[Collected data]
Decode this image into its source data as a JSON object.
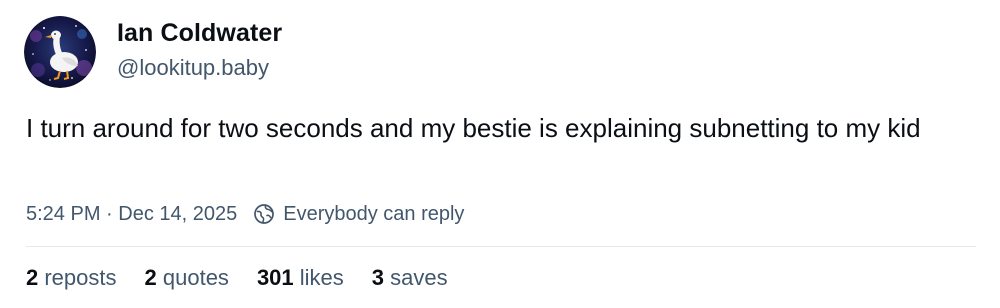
{
  "author": {
    "display_name": "Ian Coldwater",
    "handle": "@lookitup.baby",
    "avatar_icon": "goose-avatar-icon"
  },
  "post": {
    "text": "I turn around for two seconds and my bestie is explaining subnetting to my kid"
  },
  "meta": {
    "timestamp": "5:24 PM · Dec 14, 2025",
    "reply_setting": "Everybody can reply",
    "reply_icon": "globe-icon"
  },
  "stats": {
    "reposts_count": "2",
    "reposts_label": "reposts",
    "quotes_count": "2",
    "quotes_label": "quotes",
    "likes_count": "301",
    "likes_label": "likes",
    "saves_count": "3",
    "saves_label": "saves"
  },
  "colors": {
    "text_primary": "#0b0f14",
    "text_secondary": "#42576c",
    "divider": "#e5e9ee",
    "avatar_bg": "#0e0c2e"
  }
}
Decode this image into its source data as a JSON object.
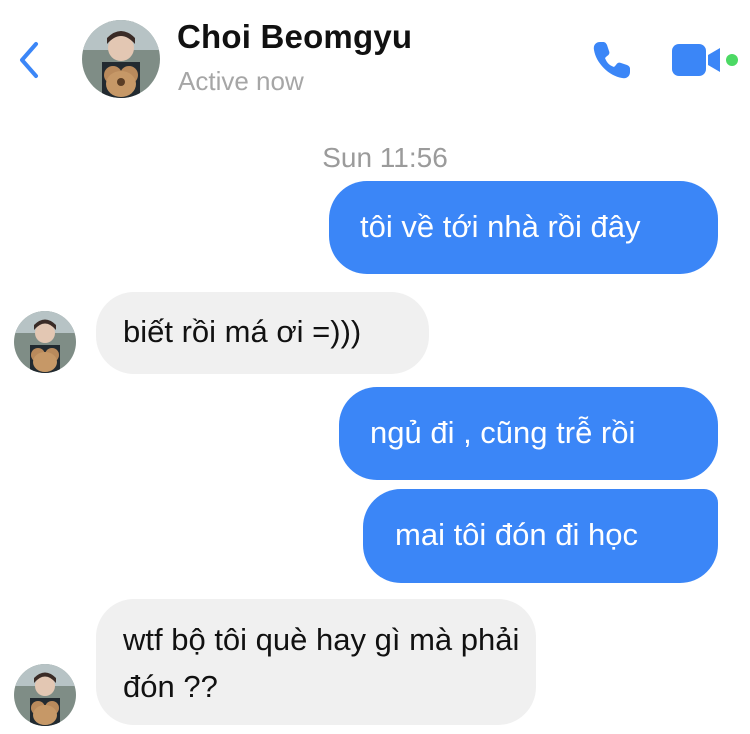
{
  "header": {
    "contact_name": "Choi Beomgyu",
    "status": "Active now",
    "back_icon": "chevron-left-icon",
    "call_icon": "phone-icon",
    "video_icon": "video-camera-icon",
    "online_dot_color": "#4cd964"
  },
  "colors": {
    "accent": "#3b86f7",
    "incoming_bubble": "#f0f0f0"
  },
  "conversation": {
    "timestamp": "Sun 11:56",
    "messages": [
      {
        "direction": "outgoing",
        "text": "tôi về tới nhà rồi đây"
      },
      {
        "direction": "incoming",
        "text": "biết rồi má ơi =)))"
      },
      {
        "direction": "outgoing",
        "text": "ngủ đi , cũng trễ rồi"
      },
      {
        "direction": "outgoing",
        "text": "mai tôi đón đi học"
      },
      {
        "direction": "incoming",
        "text": "wtf bộ tôi què hay gì mà phải đón ??"
      }
    ]
  }
}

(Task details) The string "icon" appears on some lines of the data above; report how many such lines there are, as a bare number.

(Response) 5